Aim of the exercise
Your reply should be a faithful copy of the records below, free of pictures.

━━━━━━

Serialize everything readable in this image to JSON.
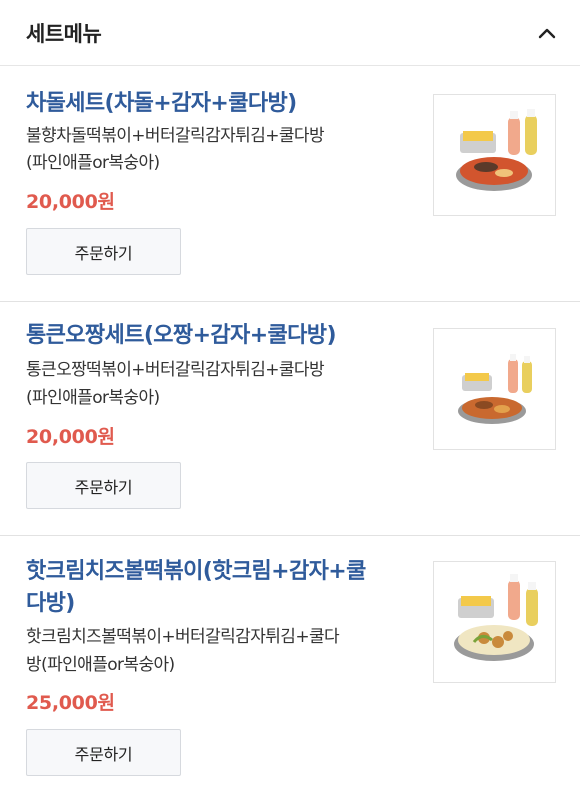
{
  "section": {
    "title": "세트메뉴",
    "collapse_icon": "chevron-up-icon"
  },
  "items": [
    {
      "name": "차돌세트(차돌+감자+쿨다방)",
      "desc_line1": "불향차돌떡볶이+버터갈릭감자튀김+쿨다방",
      "desc_line2": "(파인애플or복숭아)",
      "price": "20,000원",
      "order_label": "주문하기"
    },
    {
      "name": "통큰오짱세트(오짱+감자+쿨다방)",
      "desc_line1": "통큰오짱떡볶이+버터갈릭감자튀김+쿨다방",
      "desc_line2": "(파인애플or복숭아)",
      "price": "20,000원",
      "order_label": "주문하기"
    },
    {
      "name_line1": "핫크림치즈볼떡볶이(핫크림+감자+쿨",
      "name_line2": "다방)",
      "desc_line1": "핫크림치즈볼떡볶이+버터갈릭감자튀김+쿨다",
      "desc_line2": "방(파인애플or복숭아)",
      "price": "25,000원",
      "order_label": "주문하기"
    }
  ],
  "colors": {
    "name": "#2f5b9b",
    "price": "#e05a4e",
    "button_bg": "#f7f8fa"
  }
}
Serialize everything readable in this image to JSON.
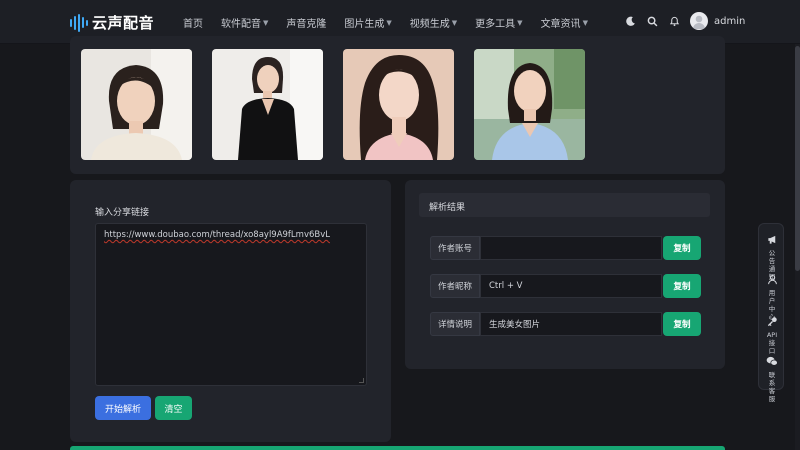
{
  "header": {
    "logo_text": "云声配音",
    "nav": [
      {
        "label": "首页",
        "dropdown": false
      },
      {
        "label": "软件配音",
        "dropdown": true
      },
      {
        "label": "声音克隆",
        "dropdown": false
      },
      {
        "label": "图片生成",
        "dropdown": true
      },
      {
        "label": "视频生成",
        "dropdown": true
      },
      {
        "label": "更多工具",
        "dropdown": true
      },
      {
        "label": "文章资讯",
        "dropdown": true
      }
    ],
    "username": "admin",
    "icons": [
      "moon-icon",
      "search-icon",
      "bell-icon",
      "user-avatar-icon"
    ]
  },
  "gallery": {
    "images": [
      {
        "name": "portrait-cream-sweater"
      },
      {
        "name": "portrait-black-blazer"
      },
      {
        "name": "portrait-pink-blouse"
      },
      {
        "name": "portrait-blue-shirt"
      }
    ]
  },
  "input_panel": {
    "label": "输入分享链接",
    "url_value": "https://www.doubao.com/thread/xo8ayl9A9fLmv6BvL",
    "parse_button": "开始解析",
    "clear_button": "清空"
  },
  "result_panel": {
    "title": "解析结果",
    "rows": [
      {
        "label": "作者账号",
        "value": "",
        "copy": "复制"
      },
      {
        "label": "作者昵称",
        "value": "Ctrl + V",
        "copy": "复制"
      },
      {
        "label": "详情说明",
        "value": "生成美女图片",
        "copy": "复制"
      }
    ]
  },
  "side_tools": [
    {
      "icon": "megaphone-icon",
      "label": "公告通知"
    },
    {
      "icon": "user-icon",
      "label": "用户中心"
    },
    {
      "icon": "key-icon",
      "label": "API接口"
    },
    {
      "icon": "wechat-icon",
      "label": "联系客服"
    }
  ],
  "colors": {
    "accent_blue": "#3b6fe0",
    "accent_green": "#17a673",
    "logo_blue": "#3fa9f5",
    "background": "#17181c",
    "panel": "#22242b"
  }
}
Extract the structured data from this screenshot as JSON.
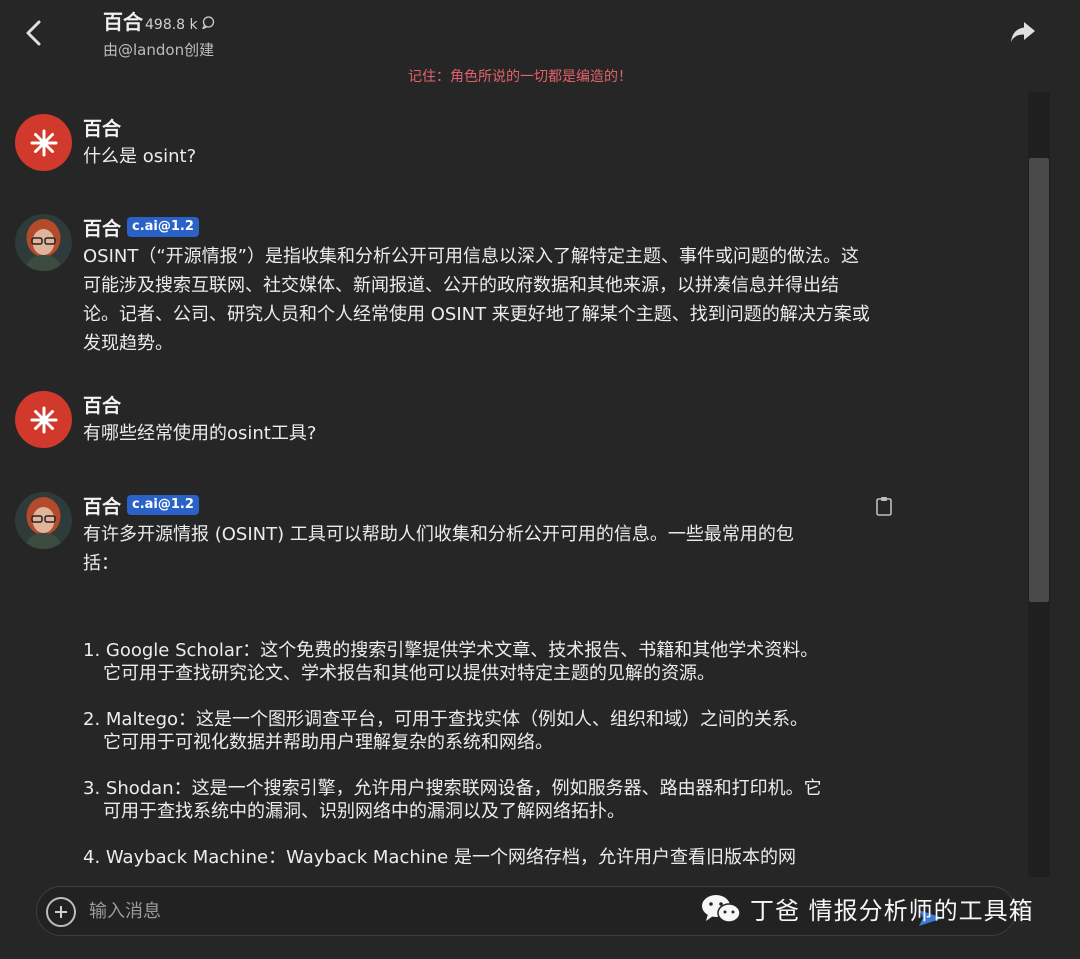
{
  "header": {
    "title": "百合",
    "count": "498.8 k",
    "creator": "由@landon创建",
    "warning": "记住：角色所说的一切都是编造的！"
  },
  "messages": [
    {
      "sender": "百合",
      "text": "什么是 osint?"
    },
    {
      "sender": "百合",
      "badge": "c.ai@1.2",
      "text": "OSINT（“开源情报”）是指收集和分析公开可用信息以深入了解特定主题、事件或问题的做法。这可能涉及搜索互联网、社交媒体、新闻报道、公开的政府数据和其他来源，以拼凑信息并得出结论。记者、公司、研究人员和个人经常使用 OSINT 来更好地了解某个主题、找到问题的解决方案或发现趋势。"
    },
    {
      "sender": "百合",
      "text": "有哪些经常使用的osint工具?"
    },
    {
      "sender": "百合",
      "badge": "c.ai@1.2",
      "text": "有许多开源情报 (OSINT) 工具可以帮助人们收集和分析公开可用的信息。一些最常用的包括：",
      "list": [
        "1. Google Scholar：这个免费的搜索引擎提供学术文章、技术报告、书籍和其他学术资料。它可用于查找研究论文、学术报告和其他可以提供对特定主题的见解的资源。",
        "2. Maltego：这是一个图形调查平台，可用于查找实体（例如人、组织和域）之间的关系。它可用于可视化数据并帮助用户理解复杂的系统和网络。",
        "3. Shodan：这是一个搜索引擎，允许用户搜索联网设备，例如服务器、路由器和打印机。它可用于查找系统中的漏洞、识别网络中的漏洞以及了解网络拓扑。",
        "4. Wayback Machine：Wayback Machine 是一个网络存档，允许用户查看旧版本的网"
      ]
    }
  ],
  "input": {
    "placeholder": "输入消息"
  },
  "watermark": {
    "text": "丁爸 情报分析师的工具箱"
  },
  "colors": {
    "background": "#262626",
    "warning": "#e2626b",
    "badge": "#2b62c8",
    "user_avatar": "#d0392b"
  }
}
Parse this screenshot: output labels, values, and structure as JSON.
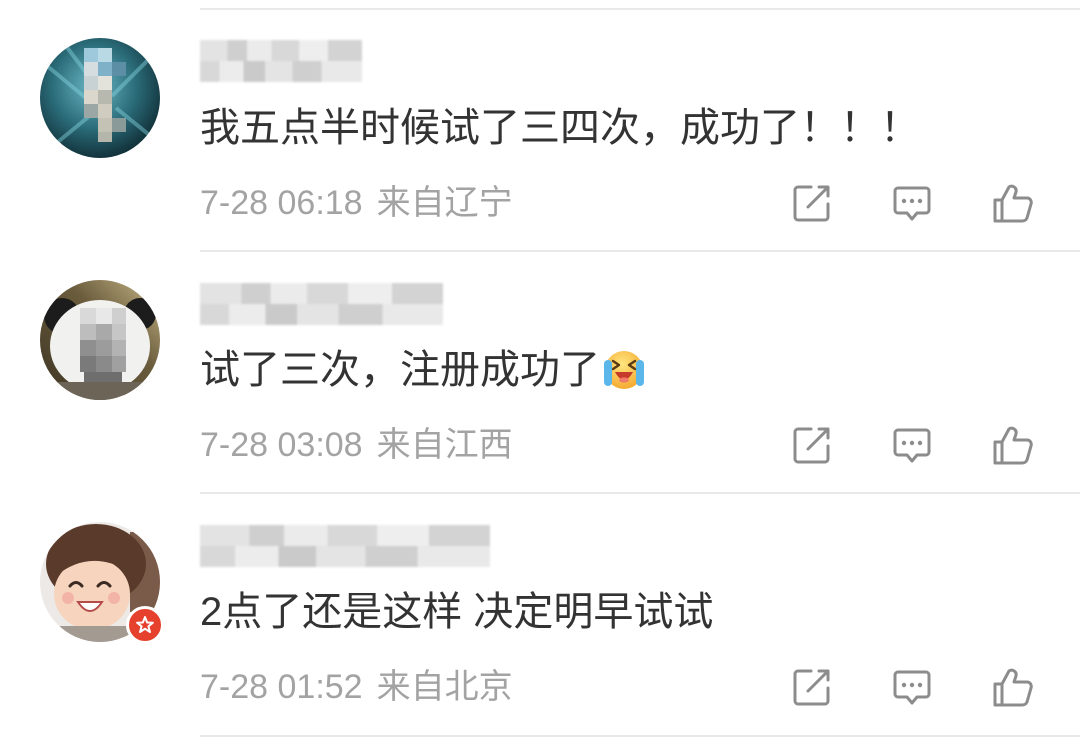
{
  "colors": {
    "text": "#333333",
    "meta": "#a3a3a3",
    "icon": "#8c8c8c",
    "divider": "#e9e9e9",
    "badge": "#e5412d"
  },
  "actions": {
    "repost_icon": "repost-icon",
    "comment_icon": "comment-icon",
    "like_icon": "thumbs-up-icon"
  },
  "comments": [
    {
      "text": "我五点半时候试了三四次，成功了！！！",
      "time": "7-28 06:18",
      "source": "来自辽宁"
    },
    {
      "text": "试了三次，注册成功了",
      "emoji": "laughing-with-tears-emoji",
      "time": "7-28 03:08",
      "source": "来自江西"
    },
    {
      "text": "2点了还是这样 决定明早试试",
      "badge": "verified-star-badge",
      "time": "7-28 01:52",
      "source": "来自北京"
    }
  ]
}
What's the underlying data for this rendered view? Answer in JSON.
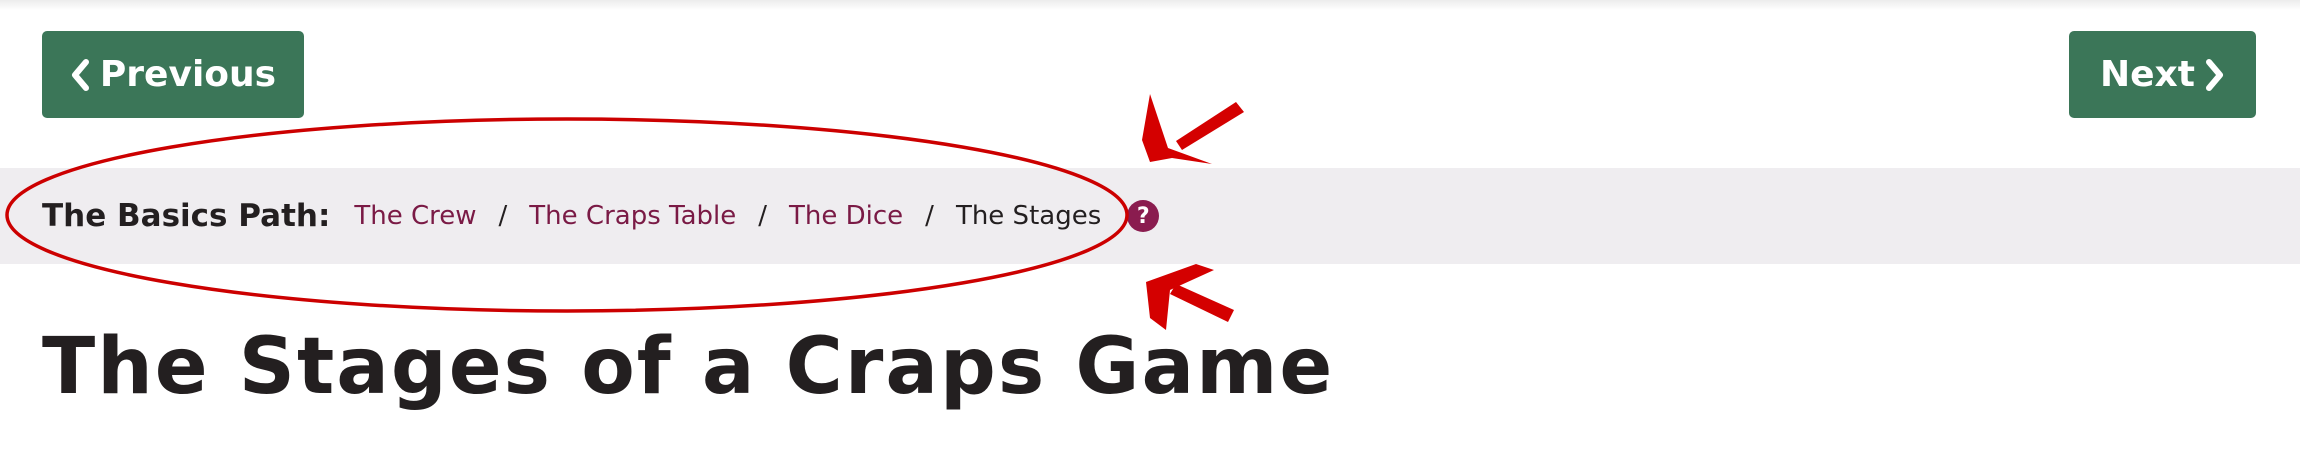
{
  "nav": {
    "previous_label": "Previous",
    "next_label": "Next"
  },
  "breadcrumb": {
    "title": "The Basics Path:",
    "items": [
      {
        "label": "The Crew"
      },
      {
        "label": "The Craps Table"
      },
      {
        "label": "The Dice"
      }
    ],
    "separator": "/",
    "current": "The Stages",
    "help_icon": "question-circle-icon"
  },
  "page": {
    "title": "The Stages of a Craps Game"
  },
  "annotation": {
    "shapes": [
      "ellipse",
      "arrow",
      "arrow"
    ],
    "color": "#cc0000"
  },
  "colors": {
    "button_bg": "#3b7658",
    "link": "#7a1a45",
    "breadcrumb_bg": "#efedf0"
  }
}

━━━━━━

Exercise response
Serialize everything readable in this image to JSON.
{
  "section": {
    "title": "세트메뉴",
    "collapse_icon": "chevron-up-icon"
  },
  "items": [
    {
      "name": "차돌세트(차돌+감자+쿨다방)",
      "desc_line1": "불향차돌떡볶이+버터갈릭감자튀김+쿨다방",
      "desc_line2": "(파인애플or복숭아)",
      "price": "20,000원",
      "order_label": "주문하기"
    },
    {
      "name": "통큰오짱세트(오짱+감자+쿨다방)",
      "desc_line1": "통큰오짱떡볶이+버터갈릭감자튀김+쿨다방",
      "desc_line2": "(파인애플or복숭아)",
      "price": "20,000원",
      "order_label": "주문하기"
    },
    {
      "name_line1": "핫크림치즈볼떡볶이(핫크림+감자+쿨",
      "name_line2": "다방)",
      "desc_line1": "핫크림치즈볼떡볶이+버터갈릭감자튀김+쿨다",
      "desc_line2": "방(파인애플or복숭아)",
      "price": "25,000원",
      "order_label": "주문하기"
    }
  ],
  "colors": {
    "name": "#2f5b9b",
    "price": "#e05a4e",
    "button_bg": "#f7f8fa"
  }
}
Serialize everything readable in this image to JSON.
{
  "header": {
    "logo_text": "云声配音",
    "nav": [
      {
        "label": "首页",
        "dropdown": false
      },
      {
        "label": "软件配音",
        "dropdown": true
      },
      {
        "label": "声音克隆",
        "dropdown": false
      },
      {
        "label": "图片生成",
        "dropdown": true
      },
      {
        "label": "视频生成",
        "dropdown": true
      },
      {
        "label": "更多工具",
        "dropdown": true
      },
      {
        "label": "文章资讯",
        "dropdown": true
      }
    ],
    "username": "admin",
    "icons": [
      "moon-icon",
      "search-icon",
      "bell-icon",
      "user-avatar-icon"
    ]
  },
  "gallery": {
    "images": [
      {
        "name": "portrait-cream-sweater"
      },
      {
        "name": "portrait-black-blazer"
      },
      {
        "name": "portrait-pink-blouse"
      },
      {
        "name": "portrait-blue-shirt"
      }
    ]
  },
  "input_panel": {
    "label": "输入分享链接",
    "url_value": "https://www.doubao.com/thread/xo8ayl9A9fLmv6BvL",
    "parse_button": "开始解析",
    "clear_button": "清空"
  },
  "result_panel": {
    "title": "解析结果",
    "rows": [
      {
        "label": "作者账号",
        "value": "",
        "copy": "复制"
      },
      {
        "label": "作者昵称",
        "value": "Ctrl + V",
        "copy": "复制"
      },
      {
        "label": "详情说明",
        "value": "生成美女图片",
        "copy": "复制"
      }
    ]
  },
  "side_tools": [
    {
      "icon": "megaphone-icon",
      "label": "公告通知"
    },
    {
      "icon": "user-icon",
      "label": "用户中心"
    },
    {
      "icon": "key-icon",
      "label": "API接口"
    },
    {
      "icon": "wechat-icon",
      "label": "联系客服"
    }
  ],
  "colors": {
    "accent_blue": "#3b6fe0",
    "accent_green": "#17a673",
    "logo_blue": "#3fa9f5",
    "background": "#17181c",
    "panel": "#22242b"
  }
}
Extract the structured data from this screenshot as JSON.
{
  "header": {
    "title": "百合",
    "count": "498.8 k",
    "creator": "由@landon创建",
    "warning": "记住：角色所说的一切都是编造的！"
  },
  "messages": [
    {
      "sender": "百合",
      "text": "什么是 osint?"
    },
    {
      "sender": "百合",
      "badge": "c.ai@1.2",
      "text": "OSINT（“开源情报”）是指收集和分析公开可用信息以深入了解特定主题、事件或问题的做法。这可能涉及搜索互联网、社交媒体、新闻报道、公开的政府数据和其他来源，以拼凑信息并得出结论。记者、公司、研究人员和个人经常使用 OSINT 来更好地了解某个主题、找到问题的解决方案或发现趋势。"
    },
    {
      "sender": "百合",
      "text": "有哪些经常使用的osint工具?"
    },
    {
      "sender": "百合",
      "badge": "c.ai@1.2",
      "text": "有许多开源情报 (OSINT) 工具可以帮助人们收集和分析公开可用的信息。一些最常用的包括：",
      "list": [
        "1. Google Scholar：这个免费的搜索引擎提供学术文章、技术报告、书籍和其他学术资料。它可用于查找研究论文、学术报告和其他可以提供对特定主题的见解的资源。",
        "2. Maltego：这是一个图形调查平台，可用于查找实体（例如人、组织和域）之间的关系。它可用于可视化数据并帮助用户理解复杂的系统和网络。",
        "3. Shodan：这是一个搜索引擎，允许用户搜索联网设备，例如服务器、路由器和打印机。它可用于查找系统中的漏洞、识别网络中的漏洞以及了解网络拓扑。",
        "4. Wayback Machine：Wayback Machine 是一个网络存档，允许用户查看旧版本的网"
      ]
    }
  ],
  "input": {
    "placeholder": "输入消息"
  },
  "watermark": {
    "text": "丁爸 情报分析师的工具箱"
  },
  "colors": {
    "background": "#262626",
    "warning": "#e2626b",
    "badge": "#2b62c8",
    "user_avatar": "#d0392b"
  }
}
Parse this screenshot: output labels, values, and structure as JSON.
{
  "colors": {
    "text": "#333333",
    "meta": "#a3a3a3",
    "icon": "#8c8c8c",
    "divider": "#e9e9e9",
    "badge": "#e5412d"
  },
  "actions": {
    "repost_icon": "repost-icon",
    "comment_icon": "comment-icon",
    "like_icon": "thumbs-up-icon"
  },
  "comments": [
    {
      "text": "我五点半时候试了三四次，成功了！！！",
      "time": "7-28 06:18",
      "source": "来自辽宁"
    },
    {
      "text": "试了三次，注册成功了",
      "emoji": "laughing-with-tears-emoji",
      "time": "7-28 03:08",
      "source": "来自江西"
    },
    {
      "text": "2点了还是这样 决定明早试试",
      "badge": "verified-star-badge",
      "time": "7-28 01:52",
      "source": "来自北京"
    }
  ]
}
What's the underlying data for this rendered view? Answer in JSON.
{
  "nav": {
    "previous_label": "Previous",
    "next_label": "Next"
  },
  "breadcrumb": {
    "title": "The Basics Path:",
    "items": [
      {
        "label": "The Crew"
      },
      {
        "label": "The Craps Table"
      },
      {
        "label": "The Dice"
      }
    ],
    "separator": "/",
    "current": "The Stages",
    "help_icon": "question-circle-icon"
  },
  "page": {
    "title": "The Stages of a Craps Game"
  },
  "annotation": {
    "shapes": [
      "ellipse",
      "arrow",
      "arrow"
    ],
    "color": "#cc0000"
  },
  "colors": {
    "button_bg": "#3b7658",
    "link": "#7a1a45",
    "breadcrumb_bg": "#efedf0"
  }
}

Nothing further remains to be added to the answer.